A couple days ago I gave you a statistic that was likely pulled out of thin air, but it is one I believe in nevertheless.
If you do what the parenting experts say 35 percent of the time, you are the best parent in the world.
I've written frequently about the importance of making mistakes (e.g., here, here, here, here, here). Indeed, the longer I teach, the closer I come to the notion that education is largely a process of making mistakes. And if you should be so unfortunate as to find yourself in a position of being right all the time, of never failing, then I'd say you're living in the tedious realm of mind numbing rote, which is the opposite of learning. Parents who are not "failing" are not learning, which I assert is one of the key attributes of a "good parent." So not only do I stand beside that 35 percent number, I might even say it's a little too high. The same goes for teachers.
Yesterday's post was about a kind of failure. In the comments, Siobhan wrote:
It is a great relief to know that you can still get it wrong. I spend a lot of my time as a teacher beating myself up for not doing it better. Recently, as I have been doing a lot of reading about inspiring things other teachers have done, I have also felt my own confidence ebbing away. Beautifully framed photos and well-told stories of other people's best moments can look so intimidating, and make my own day to day efforts look a bit pathetic. So it is nice to be reminded that, even for a someone as famous as you, there is a continuous process of learning, and relearning and self-criticism and admitting to mistakes. And that not everything is inspirational and well-judged.
Let me state right here, that I "fail" as a teacher at least 65 percent of the time, if day-to-day success is measured in terms of meeting the pictures in my mind of what I think will and should happen. In fact, I've mentioned before (e.g., here, here, here) that the more vested I am in my own agenda, the more likely it is that I'll find myself frustrated. And that's, of course, because it's not my agenda, but the children's, that must stand at the heart of a play-based curriculum.
No one sets out to fail, of course, and when we succeed it's only natural to want to enthusiastically shout out like a child, "Look at me!" But Siobhan's comment makes me realize that we do ourselves and the children we teach a disservice every time we set out to succeed as well; when we plant a goal in the future and drive the children toward it, even if it's with gentle words and friendly cajoling. We rob them of the process of learning, pushing them instead toward a kind of fait accompli, a thing they will only partially understand or even care about. It's a kind of learning perhaps, but an impoverished one that comes from without rather than within.
Matty used wood, nails, and string to make this addition to our scarecrow.
Last week I'd had an idea about using string and nails. I drove some nails partially into trunks and stumps, then set out several balls of plain, old cotton string and some scissors, the idea being that the kids could create a string house or artwork or whatever by wrapping and connecting those nails with the string. I'd even planned on them wanting to hammer in new nails as their play evolved. Naturally, the first child on the scene, when I described my idea to him, tied one end of the string to a nail, then with the idea of making a "giant house," marched the ball around the plants in our garden until he was snapping off their tops and yanking them up by their roots.
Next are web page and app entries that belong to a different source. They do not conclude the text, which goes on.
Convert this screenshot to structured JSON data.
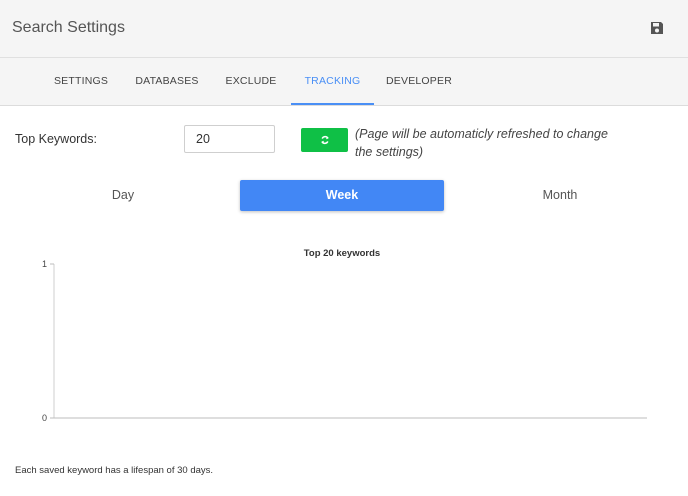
{
  "header": {
    "title": "Search Settings",
    "save_icon": "floppy-disk-icon"
  },
  "tabs": [
    {
      "label": "SETTINGS",
      "active": false
    },
    {
      "label": "DATABASES",
      "active": false
    },
    {
      "label": "EXCLUDE",
      "active": false
    },
    {
      "label": "TRACKING",
      "active": true
    },
    {
      "label": "DEVELOPER",
      "active": false
    }
  ],
  "keywords": {
    "label": "Top Keywords:",
    "value": "20",
    "refresh_icon": "refresh-icon",
    "note": "(Page will be automaticly refreshed to change the settings)"
  },
  "periods": [
    {
      "label": "Day",
      "active": false
    },
    {
      "label": "Week",
      "active": true
    },
    {
      "label": "Month",
      "active": false
    }
  ],
  "chart_data": {
    "type": "bar",
    "title": "Top 20 keywords",
    "categories": [],
    "values": [],
    "ylim": [
      0,
      1
    ],
    "yticks": [
      "0",
      "1"
    ],
    "xlabel": "",
    "ylabel": "",
    "grid": false
  },
  "footer": {
    "note": "Each saved keyword has a lifespan of 30 days."
  },
  "colors": {
    "accent": "#4287f5",
    "refresh": "#0fc046",
    "header_bg": "#f5f5f5"
  }
}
Fortunately, our day was just getting started and the others hadn't seen this foray, so I quickly diverted him in another direction, cut away the destructive string, reset the plants, then threw up my hands when Amanda, the parent-teacher in charge of the workbench, arrived on the scene, telling her, "My idea isn't going to work. You have string, scissors, hammers and nails." She's been working in our classroom for a lot of years now, so she knew what to do. Later, when I returned to check on things, I asked, "How's it going?" She just answered, "Kids and tools."
Some of the kids, without my directing them, wound up doing the kinds
of things I'd originally envisioned.
This was a spider web.
I don't know what this was.
Here's a giant letter "T" . . .
. . . which inspired a friend to make one of his own, which he later
declared to be a hammer. I said, "You made a hammer with a hammer."
And he answered, "I did!"
In a play-based curriculum, the only failures are those that come when adults cling too possessively to their own agendas, either driving children toward their predetermined goal, or pulling out their own hair in frustration when the children, as they always will, seek to make it (whatever it is) their own.
The following day, the string and scissors found their way up into the lilac forts, where the
construction techniques we had taught ourselves were given wider expression.
The children augmented their creations with masking tape as well.
It's something I need to remind myself of every day, this setting aside of my own agenda. We all should, I think. There is great power in standing before children and saying, I don't know what to do.
When we do that as teachers, we put learning in the children's hands, and in doing that we cannot fail.